When I started college, I slowly entered the state of mind I currently find myself in. I began to regret every decision I ever made that lead up to me wanting to be an artist. I rued the day I felt I was such a special snowflake that I deserved nothing other than a career in the arts. I felt this way because I began to fully realize how hard it is to get to the point where one can make a living off of doing what they love; only the most creative an talented people get to have this privilege. You’d think this would put me into the mindset where I’m optimistic and I think, “Well gee whiz! If I just better myself, gosh darnnit I well get mah art career!” But really I’ve just been completely cynical and stressed out as I work myself beyond exhaustion as I try to better myself- which is unhealthy mentally, physically and creatively.
I’m currently working on healing myself and getting to a good mental state. Something that has helped was when one day I actually thought about all the “stupid” decisions that led me to become an artist. I noticed the trail of choices were traced all the way back to when I was four and with a crayon; as a soft spoken only child with not a friend in the world other than my parents, the crayon was my best friend and it was always there for me to express myself with and help draw better worlds in which I didn’t feel so alone.

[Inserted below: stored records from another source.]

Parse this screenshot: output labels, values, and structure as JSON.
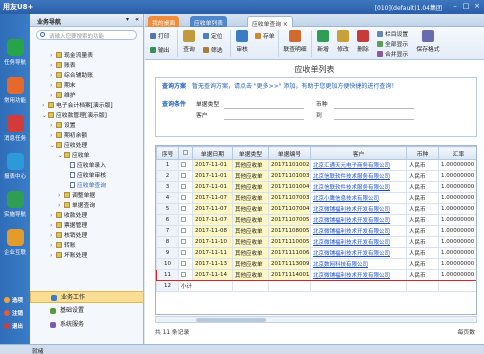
{
  "app": {
    "logo": "用友U8+",
    "info": "[010](default)1.04集团"
  },
  "window": {
    "min_icon": "minimize-icon",
    "max_icon": "maximize-icon",
    "close_icon": "close-icon"
  },
  "leftbar": {
    "items": [
      {
        "label": "任务导航",
        "icon": "task-icon",
        "color": "#27a34a"
      },
      {
        "label": "常用功能",
        "icon": "star-icon",
        "color": "#e7682b"
      },
      {
        "label": "消息任务",
        "icon": "message-icon",
        "color": "#d33b3b"
      },
      {
        "label": "报表中心",
        "icon": "report-icon",
        "color": "#2d9ad8"
      },
      {
        "label": "实施导航",
        "icon": "implement-icon",
        "color": "#2f9d53"
      },
      {
        "label": "企业互联",
        "icon": "network-icon",
        "color": "#e39b2c"
      }
    ],
    "bottom": [
      {
        "label": "选项",
        "color": "#f2a33a"
      },
      {
        "label": "注销",
        "color": "#e25b3c"
      },
      {
        "label": "退出",
        "color": "#d33b3b"
      }
    ]
  },
  "tree": {
    "title": "业务导航",
    "search_placeholder": "请输入您要搜索的功能",
    "nodes": [
      {
        "label": "现金流量表",
        "level": 2,
        "arrow": "›"
      },
      {
        "label": "账表",
        "level": 2,
        "arrow": "›"
      },
      {
        "label": "综合辅助账",
        "level": 2,
        "arrow": "›"
      },
      {
        "label": "期末",
        "level": 2,
        "arrow": "›"
      },
      {
        "label": "维护",
        "level": 2,
        "arrow": "›"
      },
      {
        "label": "电子会计档案[演示版]",
        "level": 1,
        "arrow": "›"
      },
      {
        "label": "应收款管理[演示版]",
        "level": 1,
        "arrow": "⌄"
      },
      {
        "label": "设置",
        "level": 2,
        "arrow": "›"
      },
      {
        "label": "期初余额",
        "level": 2,
        "arrow": "›"
      },
      {
        "label": "应收处理",
        "level": 2,
        "arrow": "⌄"
      },
      {
        "label": "应收单",
        "level": 3,
        "arrow": "⌄"
      },
      {
        "label": "应收单录入",
        "level": 4,
        "arrow": ""
      },
      {
        "label": "应收单审核",
        "level": 4,
        "arrow": ""
      },
      {
        "label": "应收单查询",
        "level": 4,
        "arrow": "",
        "selected": true
      },
      {
        "label": "调整单据",
        "level": 3,
        "arrow": "›"
      },
      {
        "label": "单据查询",
        "level": 3,
        "arrow": "›"
      },
      {
        "label": "收款处理",
        "level": 2,
        "arrow": "›"
      },
      {
        "label": "票据管理",
        "level": 2,
        "arrow": "›"
      },
      {
        "label": "核销处理",
        "level": 2,
        "arrow": "›"
      },
      {
        "label": "转账",
        "level": 2,
        "arrow": "›"
      },
      {
        "label": "坏账处理",
        "level": 2,
        "arrow": "›"
      }
    ],
    "bottom": [
      {
        "label": "业务工作",
        "active": true,
        "color": "#3a7cc6"
      },
      {
        "label": "基础设置",
        "active": false,
        "color": "#5a9a3a"
      },
      {
        "label": "系统服务",
        "active": false,
        "color": "#7a5ab0"
      }
    ]
  },
  "tabs": [
    {
      "label": "我的桌面"
    },
    {
      "label": "应收单列表"
    },
    {
      "label": "应收单查询",
      "close": "×"
    }
  ],
  "toolbar": {
    "row1": [
      {
        "label": "打印",
        "icon": "print-icon",
        "color": "#5477b0"
      },
      {
        "label": "输出",
        "icon": "export-icon",
        "color": "#3a8f55"
      },
      {
        "label": "查询",
        "icon": "query-icon",
        "color": "#c09a3c"
      },
      {
        "label": "定位",
        "icon": "locate-icon",
        "color": "#4a7fc0"
      },
      {
        "label": "存单",
        "icon": "save-icon",
        "color": "#d0882e"
      },
      {
        "label": "栏目设置",
        "icon": "column-icon",
        "color": "#6a86b8"
      }
    ],
    "row2": [
      {
        "label": "筛选",
        "icon": "filter-icon",
        "color": "#b07a3a"
      },
      {
        "label": "全部显示",
        "icon": "show-all-icon",
        "color": "#58a05a"
      },
      {
        "label": "合并显示",
        "icon": "merge-icon",
        "color": "#8a5a9a"
      }
    ],
    "big": [
      {
        "label": "审核",
        "icon": "audit-icon",
        "color": "#3a7cc6"
      },
      {
        "label": "联查明细",
        "icon": "detail-icon",
        "color": "#d06a2e"
      },
      {
        "label": "新增",
        "icon": "new-icon",
        "color": "#2f9d53"
      },
      {
        "label": "修改",
        "icon": "edit-icon",
        "color": "#c9a03a"
      },
      {
        "label": "删除",
        "icon": "delete-icon",
        "color": "#c93a3a"
      },
      {
        "label": "保存格式",
        "icon": "format-icon",
        "color": "#6a6ab0"
      }
    ]
  },
  "page_title": "应收单列表",
  "query": {
    "scheme_label": "查询方案",
    "scheme_text": "暂无查询方案，请点击 \"更多>>\" 添加，有助于您更加方便快捷的进行查询！",
    "cond_label": "查询条件",
    "fields": [
      {
        "label": "单据类型"
      },
      {
        "label": "币种"
      },
      {
        "label": "客户"
      },
      {
        "label": "到"
      }
    ]
  },
  "grid": {
    "headers": [
      "序号",
      "",
      "单据日期",
      "单据类型",
      "单据编号",
      "客户",
      "币种",
      "汇率"
    ],
    "rows": [
      {
        "n": "1",
        "date": "2017-11-01",
        "type": "其他应收单",
        "no": "20171101002",
        "cust": "北京汇通天元电子商务有限公司",
        "cur": "人民币",
        "rate": "1.00000000"
      },
      {
        "n": "2",
        "date": "2017-11-01",
        "type": "其他应收单",
        "no": "20171101003",
        "cust": "北京信联软件技术服务有限公司",
        "cur": "人民币",
        "rate": "1.00000000"
      },
      {
        "n": "3",
        "date": "2017-11-01",
        "type": "其他应收单",
        "no": "20171101004",
        "cust": "北京信联软件技术服务有限公司",
        "cur": "人民币",
        "rate": "1.00000000"
      },
      {
        "n": "4",
        "date": "2017-11-07",
        "type": "其他应收单",
        "no": "20171107003",
        "cust": "北京小鹰信息技术有限公司",
        "cur": "人民币",
        "rate": "1.00000000"
      },
      {
        "n": "5",
        "date": "2017-11-07",
        "type": "其他应收单",
        "no": "20171107004",
        "cust": "北京微铺福利技术开发有限公司",
        "cur": "人民币",
        "rate": "1.00000000"
      },
      {
        "n": "6",
        "date": "2017-11-07",
        "type": "其他应收单",
        "no": "20171107005",
        "cust": "北京微铺福利技术开发有限公司",
        "cur": "人民币",
        "rate": "1.00000000"
      },
      {
        "n": "7",
        "date": "2017-11-08",
        "type": "其他应收单",
        "no": "20171108005",
        "cust": "北京微铺福利技术开发有限公司",
        "cur": "人民币",
        "rate": "1.00000000"
      },
      {
        "n": "8",
        "date": "2017-11-10",
        "type": "其他应收单",
        "no": "20171110005",
        "cust": "北京微铺福利技术开发有限公司",
        "cur": "人民币",
        "rate": "1.00000000"
      },
      {
        "n": "9",
        "date": "2017-11-11",
        "type": "其他应收单",
        "no": "20171111006",
        "cust": "北京微铺福利技术开发有限公司",
        "cur": "人民币",
        "rate": "1.00000000"
      },
      {
        "n": "10",
        "date": "2017-11-13",
        "type": "其他应收单",
        "no": "20171113009",
        "cust": "北京数网科技有限公司",
        "cur": "人民币",
        "rate": "1.00000000"
      },
      {
        "n": "11",
        "date": "2017-11-14",
        "type": "其他应收单",
        "no": "20171114001",
        "cust": "北京微铺福利技术开发有限公司",
        "cur": "人民币",
        "rate": "1.00000000",
        "selected": true
      },
      {
        "n": "12",
        "date": "",
        "type": "",
        "no": "",
        "cust": "",
        "cur": "",
        "rate": "",
        "subtotal": "小计"
      }
    ]
  },
  "footer": {
    "count": "共 11 条记录",
    "right": "每页数"
  },
  "status": {
    "text": "就绪"
  }
}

Once I realized that I was an artist since way back then and there was no stopping that, I stopped feeling the agonizing regret about choosing to go through with a career in the arts. If I did choose to work in a field that is deemed by most to be more “practical,” I likely would have quit everything and went to art school anyway because I would have been unsatisfied with anything other than being an artist. Realizing this has put me on the path to healing myself- but I’m sadly still at the point where I struggle to pick myself up and make work. I’m sure though this story will have a happy ending when the time is right though.